Assignment: Return, from the listing below, each line where the word "Amar" appears.

Entries provided:
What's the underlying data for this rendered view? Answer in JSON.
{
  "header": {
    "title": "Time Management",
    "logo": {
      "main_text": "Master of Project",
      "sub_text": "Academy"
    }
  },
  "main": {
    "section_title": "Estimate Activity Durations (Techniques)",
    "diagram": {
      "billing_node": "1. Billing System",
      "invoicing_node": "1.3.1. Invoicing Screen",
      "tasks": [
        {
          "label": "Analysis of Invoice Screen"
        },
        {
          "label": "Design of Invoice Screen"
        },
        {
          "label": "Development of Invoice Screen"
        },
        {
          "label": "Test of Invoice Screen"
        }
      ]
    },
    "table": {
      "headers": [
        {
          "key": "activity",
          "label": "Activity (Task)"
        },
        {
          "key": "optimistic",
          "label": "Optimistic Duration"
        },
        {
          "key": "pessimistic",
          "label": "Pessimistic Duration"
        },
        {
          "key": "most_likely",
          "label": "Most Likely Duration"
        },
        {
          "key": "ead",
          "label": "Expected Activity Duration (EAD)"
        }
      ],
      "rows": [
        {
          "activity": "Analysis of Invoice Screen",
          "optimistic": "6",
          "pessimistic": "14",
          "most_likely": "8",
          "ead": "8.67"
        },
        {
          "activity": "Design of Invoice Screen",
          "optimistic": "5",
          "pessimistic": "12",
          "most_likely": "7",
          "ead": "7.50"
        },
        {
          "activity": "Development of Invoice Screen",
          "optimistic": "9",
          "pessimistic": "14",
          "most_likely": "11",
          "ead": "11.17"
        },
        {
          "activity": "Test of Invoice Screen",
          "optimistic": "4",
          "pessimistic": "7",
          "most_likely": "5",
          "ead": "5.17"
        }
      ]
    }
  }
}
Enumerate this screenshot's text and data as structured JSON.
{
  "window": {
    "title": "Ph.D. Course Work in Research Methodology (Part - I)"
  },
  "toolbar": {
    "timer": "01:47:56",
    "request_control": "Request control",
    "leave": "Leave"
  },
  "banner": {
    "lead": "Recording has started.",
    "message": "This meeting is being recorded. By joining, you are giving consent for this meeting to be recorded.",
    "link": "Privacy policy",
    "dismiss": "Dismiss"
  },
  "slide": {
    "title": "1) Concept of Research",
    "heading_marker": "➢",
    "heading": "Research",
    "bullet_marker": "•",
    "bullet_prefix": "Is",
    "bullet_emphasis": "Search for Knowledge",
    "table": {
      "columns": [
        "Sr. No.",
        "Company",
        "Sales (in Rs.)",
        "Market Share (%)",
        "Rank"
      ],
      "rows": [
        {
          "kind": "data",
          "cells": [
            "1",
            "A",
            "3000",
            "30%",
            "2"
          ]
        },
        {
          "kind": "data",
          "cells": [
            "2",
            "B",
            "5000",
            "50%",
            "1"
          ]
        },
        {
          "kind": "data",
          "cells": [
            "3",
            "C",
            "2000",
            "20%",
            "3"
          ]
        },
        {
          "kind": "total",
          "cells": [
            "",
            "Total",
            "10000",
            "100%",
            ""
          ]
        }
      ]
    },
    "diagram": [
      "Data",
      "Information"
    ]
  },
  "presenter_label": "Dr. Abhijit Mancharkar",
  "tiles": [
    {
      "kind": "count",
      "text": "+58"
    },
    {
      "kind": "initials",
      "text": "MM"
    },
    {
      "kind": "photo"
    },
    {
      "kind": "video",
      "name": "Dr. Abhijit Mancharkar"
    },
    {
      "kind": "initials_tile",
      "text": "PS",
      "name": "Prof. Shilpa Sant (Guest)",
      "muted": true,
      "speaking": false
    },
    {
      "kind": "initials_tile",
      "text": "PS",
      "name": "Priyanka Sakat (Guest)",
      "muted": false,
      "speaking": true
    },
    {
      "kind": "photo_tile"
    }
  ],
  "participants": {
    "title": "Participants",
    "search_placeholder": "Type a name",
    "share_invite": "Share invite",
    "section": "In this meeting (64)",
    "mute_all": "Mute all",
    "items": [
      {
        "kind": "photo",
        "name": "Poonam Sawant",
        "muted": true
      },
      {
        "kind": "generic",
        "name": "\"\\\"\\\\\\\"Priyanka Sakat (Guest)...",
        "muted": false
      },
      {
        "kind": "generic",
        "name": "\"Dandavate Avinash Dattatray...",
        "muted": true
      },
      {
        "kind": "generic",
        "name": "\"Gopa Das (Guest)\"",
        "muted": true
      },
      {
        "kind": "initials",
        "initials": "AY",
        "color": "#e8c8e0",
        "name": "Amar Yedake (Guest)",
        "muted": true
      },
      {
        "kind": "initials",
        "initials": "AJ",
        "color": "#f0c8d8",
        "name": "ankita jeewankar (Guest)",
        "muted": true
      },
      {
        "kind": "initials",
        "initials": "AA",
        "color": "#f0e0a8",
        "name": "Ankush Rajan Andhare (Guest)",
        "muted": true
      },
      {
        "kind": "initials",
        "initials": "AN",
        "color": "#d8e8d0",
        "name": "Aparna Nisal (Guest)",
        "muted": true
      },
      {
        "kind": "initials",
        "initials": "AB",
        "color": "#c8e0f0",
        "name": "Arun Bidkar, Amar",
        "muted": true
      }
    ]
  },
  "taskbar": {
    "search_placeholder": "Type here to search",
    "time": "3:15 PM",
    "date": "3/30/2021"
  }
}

Result for this task:
        "name": "Amar Yedake (Guest)",
        "name": "Arun Bidkar, Amar",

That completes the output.